Dice, tape measures /All/ got
Charge book /all /got
OSW thongs All – at your discretion! I’ll show you mine if...
The War Gamers’ Badges/ Henry/ Complete
Emergency repair kit-
(I always take this to shows to touch up any last minute accidents resulting from travelling):
Superglue, blue tack, drawing pins, scissors, sticky tape, flipchart pens
Paint brush and emergency paint set (black, white, brown, green, red, blue, yellow).
Board “spacers”… 2mm thin pieces of board to sit underneath the base terrain boards in case of uneven tables.

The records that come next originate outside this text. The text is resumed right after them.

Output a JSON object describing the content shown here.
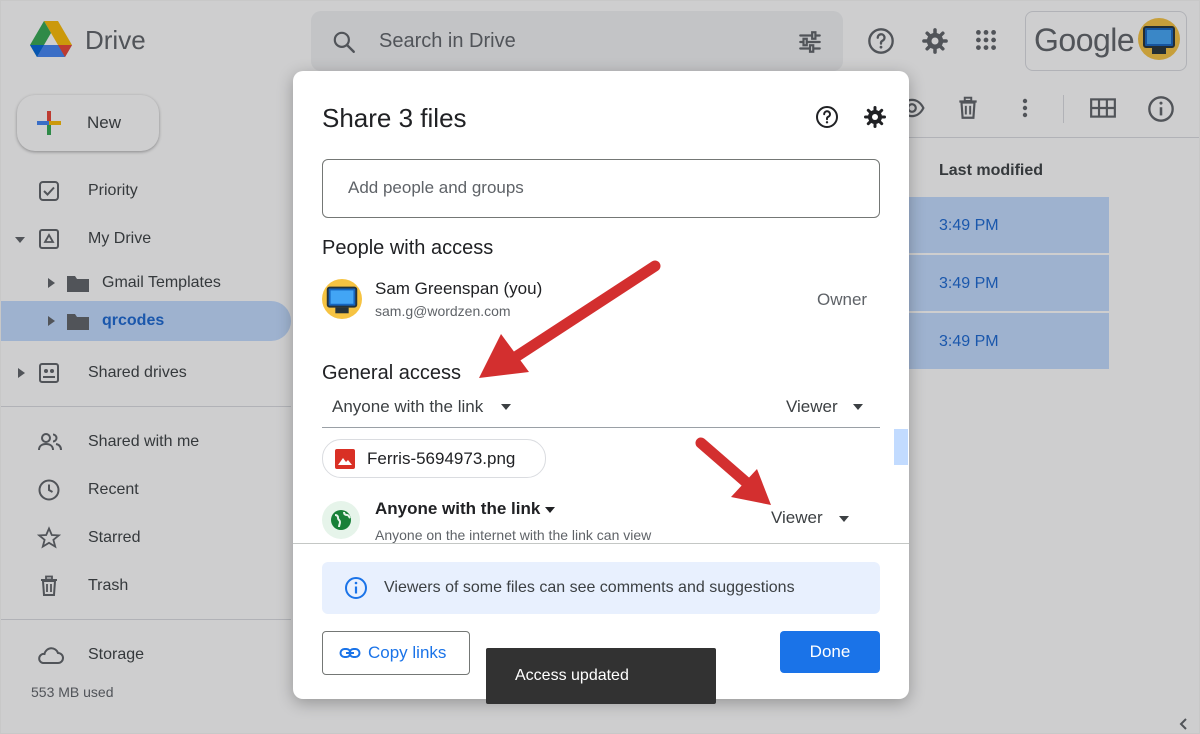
{
  "app": {
    "brand": "Drive",
    "search_placeholder": "Search in Drive",
    "google_wordmark": "Google",
    "icons": [
      "drive-logo-icon",
      "search-icon",
      "tune-icon",
      "help-icon",
      "gear-icon",
      "apps-grid-icon",
      "account-avatar"
    ]
  },
  "sidebar": {
    "new_label": "New",
    "items": [
      {
        "label": "Priority",
        "icon": "priority-checkbox-icon"
      },
      {
        "label": "My Drive",
        "icon": "my-drive-icon"
      },
      {
        "label": "Gmail Templates",
        "icon": "folder-icon"
      },
      {
        "label": "qrcodes",
        "icon": "folder-icon",
        "selected": true
      },
      {
        "label": "Shared drives",
        "icon": "shared-drives-icon"
      },
      {
        "label": "Shared with me",
        "icon": "people-icon"
      },
      {
        "label": "Recent",
        "icon": "clock-icon"
      },
      {
        "label": "Starred",
        "icon": "star-icon"
      },
      {
        "label": "Trash",
        "icon": "trash-icon"
      },
      {
        "label": "Storage",
        "icon": "cloud-icon"
      }
    ],
    "storage_used": "553 MB used"
  },
  "file_list": {
    "column_header": "Last modified",
    "rows": [
      "3:49 PM",
      "3:49 PM",
      "3:49 PM"
    ],
    "toolbar_icons": [
      "preview-eye-icon",
      "trash-icon",
      "more-vert-icon",
      "grid-view-icon",
      "info-icon"
    ]
  },
  "dialog": {
    "title": "Share 3 files",
    "add_placeholder": "Add people and groups",
    "people_heading": "People with access",
    "owner": {
      "name": "Sam Greenspan (you)",
      "email": "sam.g@wordzen.com",
      "role": "Owner"
    },
    "general_heading": "General access",
    "general_left": "Anyone with the link",
    "general_right": "Viewer",
    "file_chip": "Ferris-5694973.png",
    "link_access_title": "Anyone with the link",
    "link_access_sub": "Anyone on the internet with the link can view",
    "link_access_role": "Viewer",
    "info_text": "Viewers of some files can see comments and suggestions",
    "copy_label": "Copy links",
    "done_label": "Done"
  },
  "toast": "Access updated",
  "colors": {
    "accent": "#1a73e8",
    "selection": "#c2dbff",
    "annotation_arrow": "#d32f2f"
  }
}
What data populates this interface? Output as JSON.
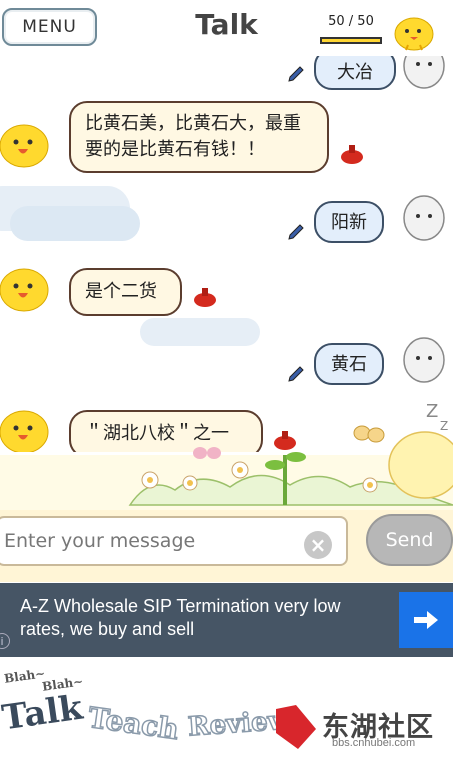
{
  "header": {
    "menu_label": "MENU",
    "title": "Talk",
    "counter_text": "50 / 50",
    "counter_fraction": 1.0
  },
  "messages": [
    {
      "side": "right",
      "text": "大冶"
    },
    {
      "side": "left",
      "text": "比黄石美，比黄石大，最重要的是比黄石有钱！！"
    },
    {
      "side": "right",
      "text": "阳新"
    },
    {
      "side": "left",
      "text": "是个二货"
    },
    {
      "side": "right",
      "text": "黄石"
    },
    {
      "side": "left",
      "text": "＂湖北八校＂之一"
    }
  ],
  "composer": {
    "placeholder": "Enter your message",
    "clear_symbol": "×",
    "send_label": "Send"
  },
  "ad": {
    "text": "A-Z Wholesale SIP Termination very low rates, we buy and sell",
    "info_symbol": "i"
  },
  "bottom_nav": {
    "blah1": "Blah~",
    "blah2": "Blah~",
    "talk": "Talk",
    "teach": "Teach",
    "review": "Review"
  },
  "watermark": {
    "title": "东湖社区",
    "url": "bbs.cnhubei.com"
  },
  "colors": {
    "left_bubble": "#fff8e3",
    "right_bubble": "#e3eefb",
    "ad_background": "#465565",
    "ad_arrow": "#1a73e8",
    "send_button": "#b7b7b7"
  }
}
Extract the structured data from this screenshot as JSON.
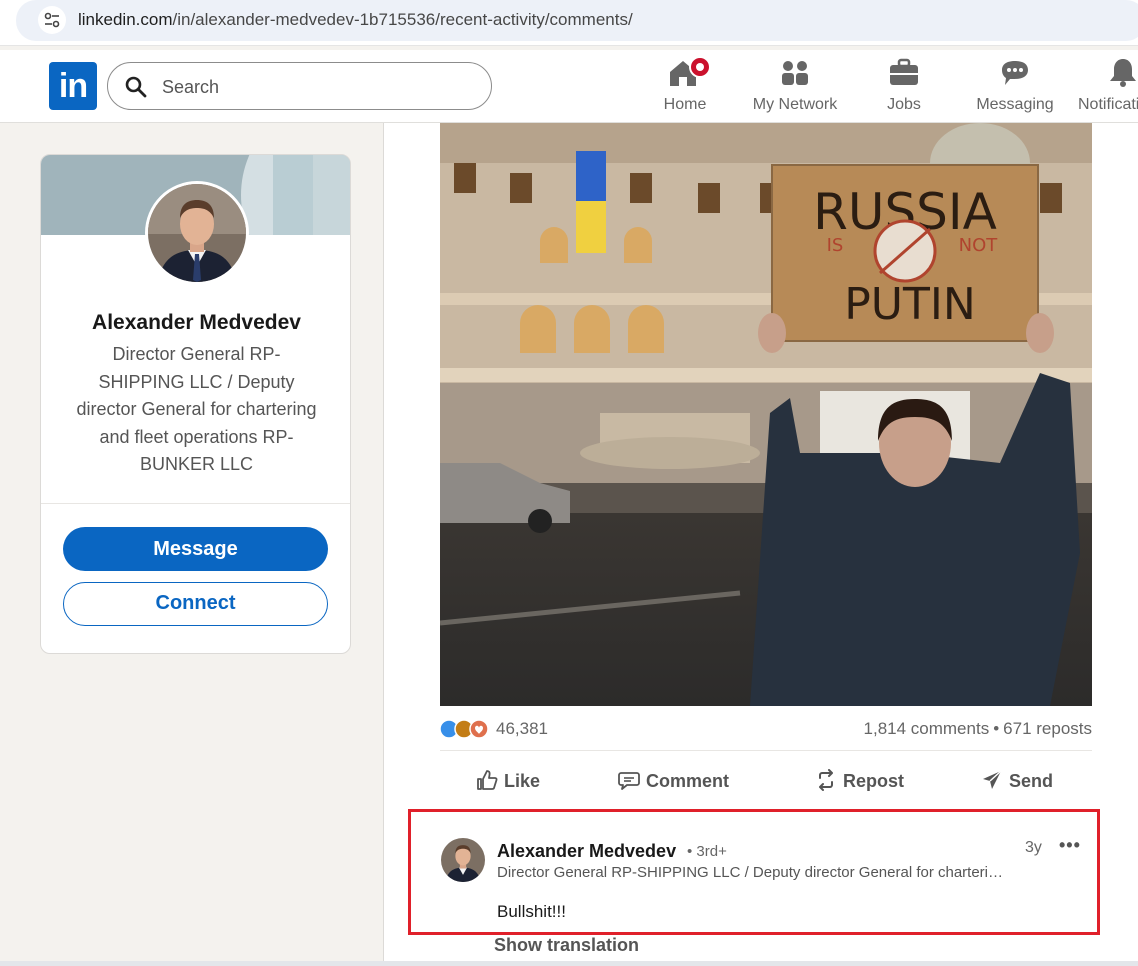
{
  "browser": {
    "url_host": "linkedin.com",
    "url_path": "/in/alexander-medvedev-1b715536/recent-activity/comments/"
  },
  "nav": {
    "logo": "in",
    "search_placeholder": "Search",
    "items": [
      {
        "label": "Home",
        "icon": "home-icon",
        "has_badge": true
      },
      {
        "label": "My Network",
        "icon": "people-icon"
      },
      {
        "label": "Jobs",
        "icon": "briefcase-icon"
      },
      {
        "label": "Messaging",
        "icon": "chat-icon"
      },
      {
        "label": "Notifications",
        "icon": "bell-icon"
      }
    ]
  },
  "profile": {
    "name": "Alexander Medvedev",
    "headline": "Director General RP-SHIPPING LLC / Deputy director General for chartering and fleet operations RP-BUNKER LLC",
    "message_label": "Message",
    "connect_label": "Connect"
  },
  "post": {
    "image_sign_text": [
      "RUSSIA",
      "IS",
      "NOT",
      "PUTIN"
    ],
    "reaction_count": "46,381",
    "comments_count": "1,814 comments",
    "reposts_count": "671 reposts",
    "actions": {
      "like": "Like",
      "comment": "Comment",
      "repost": "Repost",
      "send": "Send"
    }
  },
  "comment": {
    "author": "Alexander Medvedev",
    "degree": "• 3rd+",
    "headline": "Director General RP-SHIPPING LLC / Deputy director General for chartering and fleet operations RP-BUNKER LLC",
    "time": "3y",
    "more": "•••",
    "text": "Bullshit!!!",
    "show_translation": "Show translation"
  },
  "colors": {
    "linkedin_blue": "#0a66c2",
    "highlight_red": "#e0202a",
    "badge_red": "#cb112d"
  }
}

Synchronise watches… don’t think I’ve forgotten anything!
Setting up on the day
Despite a whole host of supportive emails being forthcoming as a result of my online progress reports on the development of the game, we still had significant moments of trepidation before the show at what the reaction would be… would people “get it”?
However, we needn’t have worried. After a hearty breakfast, we drove the short distance down rain soaked driveway from our hotel to the hallowed halls of Kelham.
A host of onlookers, including notably Mike Siggins, John Boadle (master architect), Mark Allen (whose painting talents are renowned), John Ray, Bill Gaskin, and so on kept us going all day!
It wasn’t long before we were able to relax as we overheard comments like “Great! They’ve done it just like in the book!”
Many people who knew Brigadier Young in person said he would have approved very much of the spectacle. And to cap it all John Stallard (of WECW notoriety) stopped by with a surprise. He has access to the Brigadiers “on table persona” in the form of the famous figure of Graf von Grunt. Although the figure was unavailable to make a personal appearance on the day, at least John brought with him photos of the 30mm gentleman.
Post show reactions and feedback
It’s always difficult to gauge just how a game has been received at a show. After all, most people will be fairly pleasant face-to-face! The real test would be afterwards, in the cold light of day. And it’s always interesting to see what gets said online, in the wargaming chat rooms …
And we were amazed at how positive was the response. Some didn’t like it, most did; but very seldom do games get so much individual attention. No doubt, the modelling skills of other games was far more “realistic”… yet we feel that we created a certain design, a certain charm, and yes, a certain classic nostalgia which had people captivated. Of that we are rather proud…
Above and below: The Grunterhof. One of the main buildings in Sittangbad town itself.
Below: the tavern in Sittangbad...
Below: my version of the strange looking prison shown in the book
Below: more Sittangbad town houses. All were produced in the "lift off to reveal ruins" style.
Below: Eisenburg Village
These pictures were taken in my wargames room the week before the show.
I wanted to bring a consistent aesthetic to the game, and with only the black and white pictures in "Charge" to go by I had to come up with something that had a distinctive appeal.
I must admit having considerable trepidation in designing and creating the terrain in such a stylised way. However, the "look" has certainly caught on, and has been replicated by many in the hobby since. I like to think that's my small contribution to the classic look!
and some pictures taken on the day by Henry Hyde: